There seems to be a growing flood of retro-rock albums recently, with new bands doing the old classic, blues and psychedelic rock in a 21st-century style. Now bear in mind that I’m a retro-Mammal, a throwback to about the Miocene Era that began approximately 23 million years ago. I was there in the age of throwing rocks and fighting off sabre-tooths when bands started playing that classic stuff. I not only enjoy lots of the modern retro-music, I love much of its grandparent music too.
Juicy Lucy was a British-American blues rock band that started in 1969. Their album I like the most is Lie Back And Enjoy It, which included this song. If you’re expecting a cover of the Roy Orbison “Pretty Woman”, this ain’t it.
I was 21 years old when this album came out. We didn’t know or bother what sort of music it was. Everything that didn’t get radio airtime was “underground” music. Terms like metal, hard rock, prog, space rock, etc, hadn’t come into wide use yet. Some of those terms still had to be invented.
My friends and I called Third World War “joller music”. In South Africa, “joller” is slang for a ruffian, a hooligan, a rebel, someone who enjoys a wild good time.
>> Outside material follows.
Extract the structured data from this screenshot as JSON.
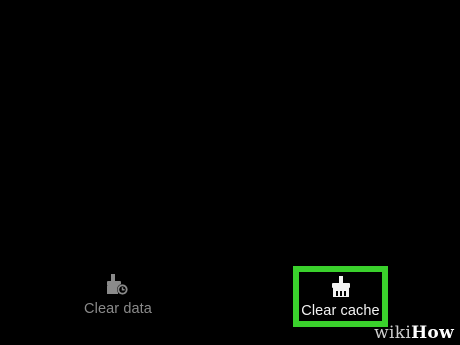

That’s what this band sounded like.
Years later, music historians labelled Third World War the world’s first punk band and called their music proto-punk. Therefore this song is the grandfather of punk metal and hardcore.
Good, it’s still yesterday over there, so I can post this as my Saturday memory. George Thorogood played the type of Southern blues rock that later added flavour to stoner rock and metal. This song wasn’t an initial hit. It made its impact after featuring on MTV and being used in the sound tracks of many movies and TV shows. Now, 32 years later, it still rawks as much as it ever did.
George Thorogood is a baby. I’m 15 days older than him.
Surely every metalhead knows or at least knows of Pink Floyd. This colossal British band dating back the 1960s has been a seminal influence for any number of top musicians, including the likes of Mikael Akerfeldt of Opeth, Steven Wilson of Porcupine Tree and Arjen Lucassen of Ayreon and other projects.
The Floydian influence extends well beyond metal. Modern progressive rock, psychedelic rock and space rock also bow often to Floyd.
Unless you own the 1975 album Wish You Were Here, the chances are that you haven’t heard “Shine On You Crazy Diamond” in its entirety. It’s my favourite Floyd composition. It was included on the original album as a nine-part suite split into two movements, one at the start and the other at the end of the album. “Best Of” collections and compilations usually include a shortened version. Splice the two original movements into one long piece, however, and you have one of the most beautiful prog rock symphonies imaginable.
Indulge yourself for about 26 minutes.
The title track of Broadsword is a Viking song with a difference. It presents the perspective of the poor sods who see the Viking ships approaching. That must have been a slightly unnerving experience.
Jethro Tull mostly played progressive folk rock. This song, however, may appeal to fans of hard rock, prog metal and, er, Vikings.
If you want to know when and where punk metal, hardcore, metalcore, deathcore and grindcore all have their roots, you have to go back to Britain and the birth of the new wave of punk that started in 1976 or thereabouts. Punk developed in its own channel during the 1980s while heavy metal went in a different direction. Punk and metal married at the alter of hardcore at decade later.
The late 1970s was, to me, the worst period in music since the first person hit a log with a stick and chanted something. It was the age of disco and the dawn of the New Romantic era. We had the Bee Gees singing in falsetto and we were about to be bombarded by bands like Wet Wet Wet. The New Wave Of British Heavy Metal wasn’t under way yet. Prog rock was beginning to strangle itself in the pursuit of hit parade listings.
In the 1980s I found myself drawn to Maiden and other metal. At the end of the 1970s, though, bands like The Clash made the airwaves bearable. This song has become iconic, an anthem of the punk movement, and it seems to sound better every time I play it.
Whitesnake’s self-titled 1987 album remains one of the best hard rock albums I’ve ever heard, and “Still of the Night” from that album holds up for me as everything hard rock should be – great guitars, melodic interludes and mighty vocals. David Coverdale was an exceptional singer with a soaring range and perfect control.
The audio emphasis was on catchy, thoughtfully composed melody. The visual emphasis back then was on ridiculously big hair. I was in my late 30s by then and didn’t feel any need to grow my hair that long and tease it out to the size of a medium shrub.
By the way, the girl in the video is Tawny Kitaen, an actress who later became Mrs. Coverdale. Their hair was a match made in the most up-market jungle.